Paul Levine, 86, New York City
"Two months later, I'm still short of breath standing up."
When I first began experiencing tremendous fatigue and shortness of breath, in mid-March, my first fear wasn't that I had come down with COVID-19: It was that I was having a relapse of CLL [chronic lymphocytic leukemia], the blood cancer I'd been successfully treated for in 2006. But when I called my oncologist, he asked me a strange question: How did my food taste? When I told him everything tastes terrible, he instructed me to go the hospital. My son drove me to Mount Sinai West in New York City, where I tested positive for COVID-19.
I don't remember much after being admitted. I know I had a high fever, and I wasn't coherent. A couple days later, when my temperature came down, they sent me home. Three days later, I fell in the bathroom and was so weak I couldn't stand up. My wife, Sondra, called 911 and the ambulance brought me to Mount Sinai East, where I was put on oxygen and IV fluids.

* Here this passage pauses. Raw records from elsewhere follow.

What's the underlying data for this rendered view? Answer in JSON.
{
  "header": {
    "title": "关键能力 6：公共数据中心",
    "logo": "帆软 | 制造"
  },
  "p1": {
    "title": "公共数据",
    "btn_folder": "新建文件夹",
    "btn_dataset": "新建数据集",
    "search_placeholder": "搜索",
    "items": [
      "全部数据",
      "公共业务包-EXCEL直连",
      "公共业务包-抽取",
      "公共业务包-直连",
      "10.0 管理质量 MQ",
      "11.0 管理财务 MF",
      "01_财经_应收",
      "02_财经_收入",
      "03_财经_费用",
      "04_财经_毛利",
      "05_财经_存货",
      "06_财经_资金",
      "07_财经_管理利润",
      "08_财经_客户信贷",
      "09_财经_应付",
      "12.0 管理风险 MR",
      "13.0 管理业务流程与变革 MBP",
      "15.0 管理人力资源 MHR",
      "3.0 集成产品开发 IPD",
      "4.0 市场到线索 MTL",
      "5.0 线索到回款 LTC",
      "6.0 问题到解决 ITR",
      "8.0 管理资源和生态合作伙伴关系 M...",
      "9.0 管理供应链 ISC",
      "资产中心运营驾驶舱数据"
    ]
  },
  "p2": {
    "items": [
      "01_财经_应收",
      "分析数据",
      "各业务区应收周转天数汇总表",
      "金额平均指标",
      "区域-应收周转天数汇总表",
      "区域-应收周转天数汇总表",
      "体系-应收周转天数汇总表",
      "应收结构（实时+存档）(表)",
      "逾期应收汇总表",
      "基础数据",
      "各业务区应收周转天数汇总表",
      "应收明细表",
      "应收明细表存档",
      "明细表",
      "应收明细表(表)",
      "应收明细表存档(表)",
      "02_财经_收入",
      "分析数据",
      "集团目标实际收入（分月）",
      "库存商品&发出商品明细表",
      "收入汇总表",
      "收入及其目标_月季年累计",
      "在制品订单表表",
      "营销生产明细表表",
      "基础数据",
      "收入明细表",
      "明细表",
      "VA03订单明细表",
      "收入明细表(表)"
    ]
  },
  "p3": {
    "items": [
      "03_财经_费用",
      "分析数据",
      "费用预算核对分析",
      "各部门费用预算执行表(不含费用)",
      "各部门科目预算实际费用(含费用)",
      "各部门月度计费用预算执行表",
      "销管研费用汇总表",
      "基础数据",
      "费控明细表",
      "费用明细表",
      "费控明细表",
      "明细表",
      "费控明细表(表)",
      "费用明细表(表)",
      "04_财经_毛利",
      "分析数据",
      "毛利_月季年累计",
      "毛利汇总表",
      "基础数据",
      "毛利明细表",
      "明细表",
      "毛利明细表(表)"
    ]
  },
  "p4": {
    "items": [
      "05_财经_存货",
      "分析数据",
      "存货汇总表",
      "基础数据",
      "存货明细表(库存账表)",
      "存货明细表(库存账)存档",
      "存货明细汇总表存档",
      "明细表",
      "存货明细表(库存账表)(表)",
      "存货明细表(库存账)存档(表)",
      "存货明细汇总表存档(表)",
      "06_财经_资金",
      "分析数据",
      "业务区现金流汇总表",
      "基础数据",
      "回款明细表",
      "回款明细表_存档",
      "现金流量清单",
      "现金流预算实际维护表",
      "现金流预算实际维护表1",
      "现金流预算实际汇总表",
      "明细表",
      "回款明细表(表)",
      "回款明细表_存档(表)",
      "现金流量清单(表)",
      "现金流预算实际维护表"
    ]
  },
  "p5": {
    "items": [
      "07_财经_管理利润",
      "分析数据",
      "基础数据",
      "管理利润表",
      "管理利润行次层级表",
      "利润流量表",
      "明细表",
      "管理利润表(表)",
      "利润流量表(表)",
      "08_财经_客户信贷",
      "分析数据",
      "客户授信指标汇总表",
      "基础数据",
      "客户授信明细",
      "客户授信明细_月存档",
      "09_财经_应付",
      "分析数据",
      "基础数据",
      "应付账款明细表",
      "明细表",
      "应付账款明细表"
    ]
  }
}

It was weird. As an 86-year-old cancer survivor with diabetes, death was already something always in the back of my mind before the virus arrived. About a year earlier, I'd pulled together a will and some other estate planning, and I kept wondering if I'd put it together right because I didn't want to leave a mess behind for everyone. With COVID-19, I really felt like I wanted to die. I didn't sleep, and I didn't want to eat. All I wanted was to go home and be with Sondra. She called several times a day, but I was so out of it I don't even remember speaking with her.
By the time they discharged me from the hospital two weeks later, I weighed 127 pounds. Mount Sinai has a visiting nurse program, so they sent someone to check on me three days a week. Sondra cooked all my favorite foods — mushroom and barley soup, short ribs — but it took a while to get my appetite back. Even today, more than two months later, I still haven't fully recovered. I'm on oxygen, and even just standing up I experience shortness of breath. Sondra and I take daily walks, but I need to rest after just several blocks. The irony is my wife and I think I contracted the virus at the gym, which was the only place where I would go after starting to self-isolate at home in early March.
We both underwent antibody testing and we both had them, which suggests that Sondra also came down with the disease but was asymptomatic. This disease is so puzzling, and worrisome. There's so much we still don't know about it, including why some of us experience such severe symptoms we need to be hospitalized, while others have only mild cases, or no signs of the virus at all. I see everyone around me getting impatient and wanting to open up the city immediately. We need to take it slowly.